Ric Morales: Props with a whole lot of heart

Ric Morales: Props with a whole lot of heart

RTG Spotlight

Ric Morales has been seen on stage, but he truly enjoys working props. Born and raised in Racine, Ric found out early on that he loved theatre, but just as something to enjoy in the audience or help to teach. As a teacher for 35 years, he retired from Walden, teaching history and social studies. He also taught bilingual elementary classes and now teaches as a sub for art, Spanish and English.

“I love substitute teaching now,” Ric says. “I enjoy retirement, but then fill in where I’m needed, and I can spend time with the kids and still feel like I’m using my teaching skills.”

Ric earned his teaching degree from UW-Parkside and then went on to get a bilingual degree from UW-Milwaukee. He began teaching in 2007 at Dr. Jones elementary school, and found himself helping with drama clubs for fourth and fifth grades. That’s when he started getting the theatre bug.

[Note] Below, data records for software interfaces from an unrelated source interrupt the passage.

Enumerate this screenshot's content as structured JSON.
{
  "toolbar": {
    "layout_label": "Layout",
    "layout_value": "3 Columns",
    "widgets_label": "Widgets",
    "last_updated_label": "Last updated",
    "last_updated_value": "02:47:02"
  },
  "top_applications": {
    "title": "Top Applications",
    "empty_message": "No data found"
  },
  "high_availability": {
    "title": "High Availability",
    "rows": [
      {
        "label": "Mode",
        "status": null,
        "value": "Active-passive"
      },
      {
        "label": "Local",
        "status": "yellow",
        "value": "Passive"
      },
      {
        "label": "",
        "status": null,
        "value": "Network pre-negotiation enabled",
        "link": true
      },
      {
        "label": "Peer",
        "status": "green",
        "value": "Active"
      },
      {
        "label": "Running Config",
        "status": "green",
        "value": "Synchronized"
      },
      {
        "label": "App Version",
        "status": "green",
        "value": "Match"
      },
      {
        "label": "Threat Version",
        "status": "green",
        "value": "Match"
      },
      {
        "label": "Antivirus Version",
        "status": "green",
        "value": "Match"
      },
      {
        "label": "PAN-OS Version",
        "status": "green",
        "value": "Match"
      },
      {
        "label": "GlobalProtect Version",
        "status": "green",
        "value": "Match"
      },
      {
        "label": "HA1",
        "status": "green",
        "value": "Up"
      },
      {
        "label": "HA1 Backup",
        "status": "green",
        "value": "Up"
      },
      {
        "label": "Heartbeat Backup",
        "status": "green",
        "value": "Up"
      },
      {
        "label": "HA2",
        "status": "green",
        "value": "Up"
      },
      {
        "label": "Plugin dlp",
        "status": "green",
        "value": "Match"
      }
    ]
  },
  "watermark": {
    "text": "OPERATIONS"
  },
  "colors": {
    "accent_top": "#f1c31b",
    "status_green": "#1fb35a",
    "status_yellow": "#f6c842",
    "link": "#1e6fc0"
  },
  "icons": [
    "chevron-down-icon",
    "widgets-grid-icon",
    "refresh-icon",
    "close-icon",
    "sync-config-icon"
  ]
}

“I absolutely loved the movie Stand and Deliver,” he says, “and then I saw a notice in the newspaper that the Racine Theatre Guild was doing it as a play in 2007. I had never been on stage before, but went to the audition and got cast as Jaime Escalante, the teacher. It was such an honor to play that role, though I had a lot of stage time and it took so much work. I thought I knew the lines from watching the movie, but it’s a whole different thing to have to memorize the whole thing and say it on stage!”

When the RTG produced Stand and Deliver again in 2023 Ric played the role of the principal, and he says he was so excited to be part of that story again. “Being a teacher, I loved how he inspired his students to go on to achieve more than they ever expected. And it’s a true story.”

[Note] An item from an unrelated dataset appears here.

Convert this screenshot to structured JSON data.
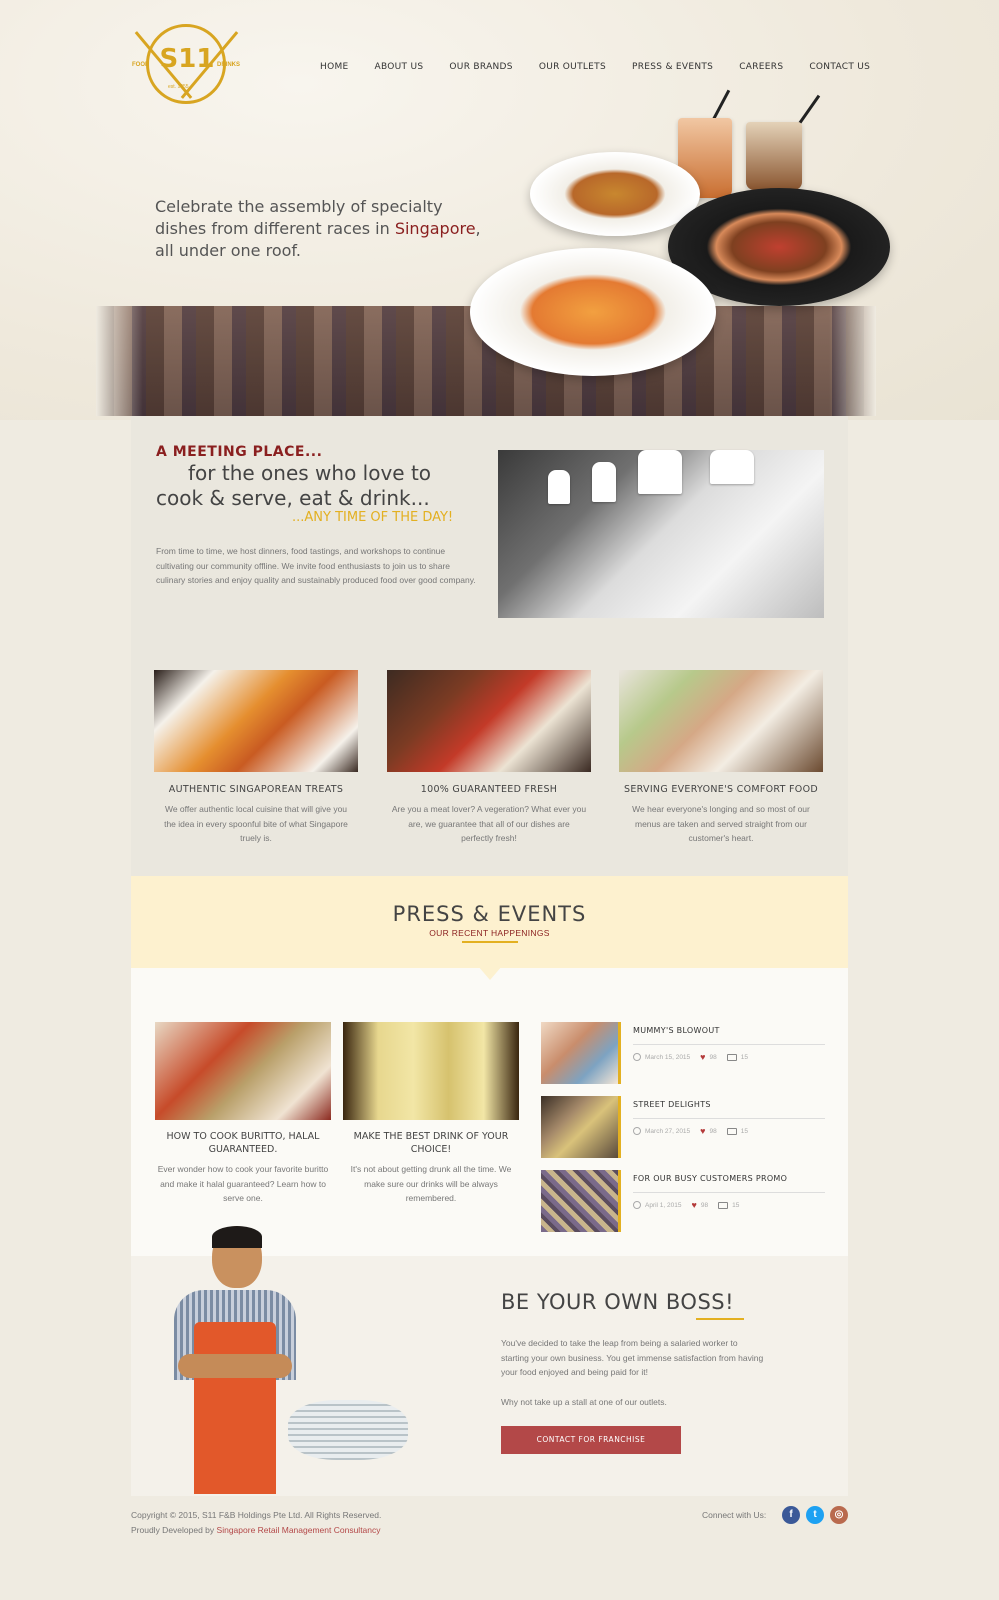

Ric also appeared in You Can’t Take It With You in 2008 and A Bad Year for Tomatoes in 2010. “Much as I enjoy being on stage,” Ric says, “I found that I also love helping back stage, knowing I’m supporting the actors and the production in a different way. Phil and Sandy Lyden taught me all the basics of doing props, and I went on to be on the props crew for Honky Tonk Angels (2009), Guys on Ice (2022), Native Gardens (2022), Cemetery Club (2023) and Seasonal Allergies (2023). And I was Assistant Stage Manager for Perfect Wedding (2023).”

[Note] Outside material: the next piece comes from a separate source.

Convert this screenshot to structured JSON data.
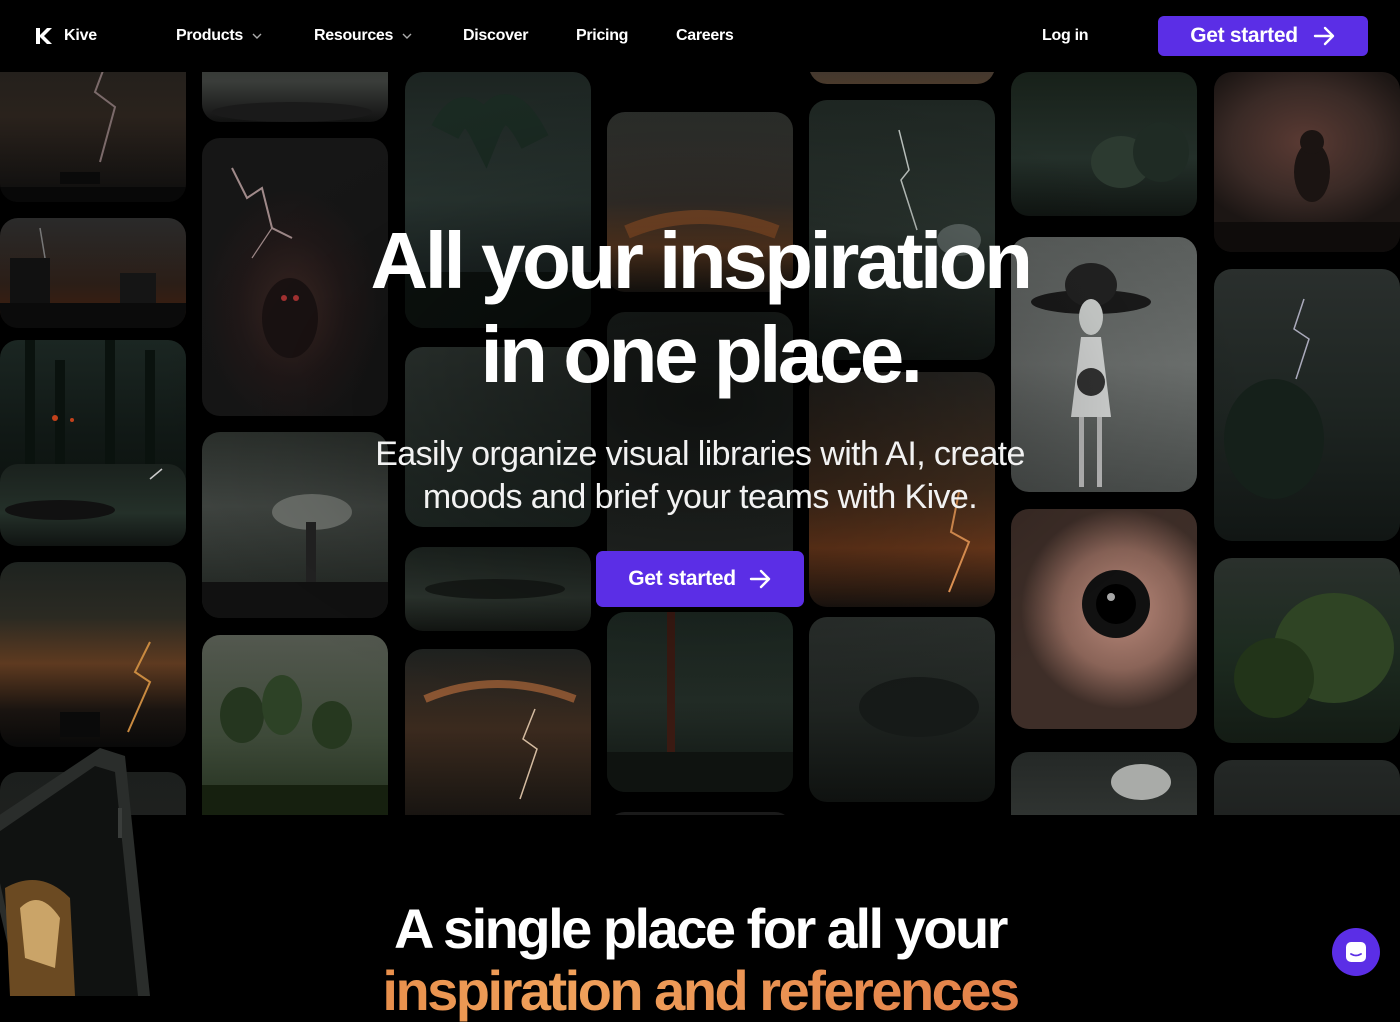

Ric says he is learning more and more with every show he works, and now, for the first time, he is chairing props. “The props for The Little Mermaid are mostly here from last year. I’m good at organizing, getting the props crew for each show, and making sure the right props are set in the right place at the right time. And since I’m retired now, I can work the daytime outreach shows.”

In thinking of his favorite memories on shows, Ric says he never worked so hard as he did to help create all the food for Seasonal Allergies. “I was back stage whipping up mashed potatoes and stuffing for every performance,” he says.

Ric enjoys being around the many artistic people who volunteer with the RTG.

“I’ve seen so much talent over the years,” he says. “This is a great way for me to volunteer my time now that I don’t teach full time. There is nothing like the excitement of opening night. Whether I’m in a show or on crew, I love the process of going from nothing, through the rehearsals, and watch it all come together. I continue with the RTG because I’ve met wonderful people who work together with such teamwork. Doug does so much behind the scenes to keep the RTG running smoothly, and since I’m on the board of directors this year, I’m seeing more of that. I’m also on the playreading committee this year, another big job.”

Ric hopes to continue to be part of the RTG, on stage or on crew, on the board or on committees. He loves to welcome new people, is grateful to be cast in any role big or small, and calls the RTG a bright spot in his life. And the RTG is lucky to have people like Ric, willing to volunteer in so many ways to keep the organization going.